Max on his way to a 4th place finish at Western States in 2014. Photo: Glenn Tachiyama Photography
Max on his way to a 4th place finish at Western States in 2014. Photo: Glenn Tachiyama Photography

 

Every race is a puzzle. You throw all the pieces out on the table and see if you can put them together in the correct spots to make something awesome. With a puzzle, you will come out with a beautiful work of art, or in my household, Princess Anna and Queen Elsa. When you fit together all the pieces that go into a race, you come out with a beautiful performance that some might even liken to a work of art when it’s executed to such perfection.

When the pieces are out on the table it’s your job, or a coach’s, to fit them together into a training program that will prepare you to fill those last holes on race day, easily and efficiently. The training is the foundation of the puzzle, and the border that you build  makes the meat of the puzzle easier to finish.

I always go into longer ultra races with this philosophy and sometimes I nail it – pieces flying around, sliding perfectly into their respective spots to form a masterpiece. Other times I come out with a jumbled mess that leaves me ragged and throwing the puzzle pieces across the room. Determined to start over, I eventually find and pick up all the little pieces of myself.

The four corner pieces are your volume, nutrition, recovery, and strength work. Each edge can be filled in as you work on these four foundational pieces approaching race day. If you’ve done all that correctly, the rest of the puzzle should go smoothly, piece by piece, one foot in front of the other.

Of course as you build, you have key pieces that are necessary to make that process more efficient.  During a race it might be hitting a time goal halfway and feeling good, staying on top of your nutrition, or making that big decisive move on your competition.

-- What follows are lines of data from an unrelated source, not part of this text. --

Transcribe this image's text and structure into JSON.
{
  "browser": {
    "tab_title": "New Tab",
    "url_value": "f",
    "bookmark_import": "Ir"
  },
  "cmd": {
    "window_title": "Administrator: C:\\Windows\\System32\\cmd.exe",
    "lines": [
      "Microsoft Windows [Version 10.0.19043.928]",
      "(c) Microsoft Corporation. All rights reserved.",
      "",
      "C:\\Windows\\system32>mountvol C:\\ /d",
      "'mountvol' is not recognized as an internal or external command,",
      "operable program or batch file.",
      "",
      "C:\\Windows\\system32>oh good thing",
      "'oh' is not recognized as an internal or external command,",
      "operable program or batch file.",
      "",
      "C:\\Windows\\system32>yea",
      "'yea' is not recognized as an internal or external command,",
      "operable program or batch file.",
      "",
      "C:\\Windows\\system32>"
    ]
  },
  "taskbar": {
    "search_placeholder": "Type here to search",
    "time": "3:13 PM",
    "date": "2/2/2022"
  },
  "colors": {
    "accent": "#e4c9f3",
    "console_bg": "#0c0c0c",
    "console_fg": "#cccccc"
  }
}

As the race progresses, the hardest pieces are left for the end and sometimes you struggle to get them to fit but eventually, you finish.

Then there are those races that you will never figure out. They frustrate you year after year, and you’re always re-examining how to fit those puzzle pieces together into the right spots. There is a race that has dogged me for three years. I’ve taken three cracks at the Lake Sonoma 50-miler using three different tactics, and no matter how I approach it I’m always struggling the last 15-20 miles, often sitting in one of creeks that cross the trail watching as my competition runs by.  These are the types of races that you learn the most from, however. They make you go back to the drawing board, re-think your strategy to building that puzzle, and try new things.

Every once in awhile you will have those races that just go so flawlessly you’re left staring at a such a performance where you don’t really know what just happened. It’s almost as if the puzzle pieces were flying into position using telepathic super powers.

Then there are the races that may take a bit of time to figure out but when you do, you feel a lasting sense of accomplishment in having figured out a difficult problem. Last year I wrote about the Comrades Marathon in South Africa. The history and culture of that race were amazing, but my race certainly left something to be desired. Going into this year it was more about business, putting all the pieces together to become successful. I wondered if this would be the year I figured out the puzzle, or if I would be picking up all the little jumbled pieces once again.

The Comrades race “puzzle” had a few elements that needed to happen in order to get all the pieces to fit. First there was the training. Last year I’d only built half of the border, and then jumped into the middle of the race without a solid foundation. This year, I made sure that the borders were in place before trying to put those middle pieces together.

Once the border was built, there were a few key pieces of the race that I had to execute in order to complete the puzzle. I had to run my own race, letting the leaders go early in return for a quality last half. I needed to feel good through the 50K mark so my legs could withstand the next 20K of downhill.  And my nutrition needed to be spot on to hold the intensity that I would need for the last half.

During the race, the pieces fit together. Everything executed according to plan, and I was relying on my training foundation to finish it off. The last 10K however, was brutal. These last puzzle pieces were extremely difficult, and took a bit more time to execute than I would have preferred.  But once they did, I crossed the finish line in 8th place with a time of 5 hours and 37 minutes.  Figuring out the puzzle of a race that has eluded you in the past will give you an undeniable sense of accomplishment.

Build the border during training for a good foundation, and you’ll make the rest of the race puzzle a little easier to complete. Think about each piece and how it fits with the one next to it – a hard workout next to a recovery day, a good night’s sleep, and healthy eating habits next to a quality mileage week. This will help set you up to fill in the middle of your puzzle with all the pieces coming together as you put one foot in front of the other, mile for mile during that next race.  And always keep in mind that you can flip that board over and start again at any time.

About the Author

Max King lives and runs for @SalomonRunning in Bend, OR where every day he attempts the big puzzle of life, running, coaching, and writing. @MaxKingOR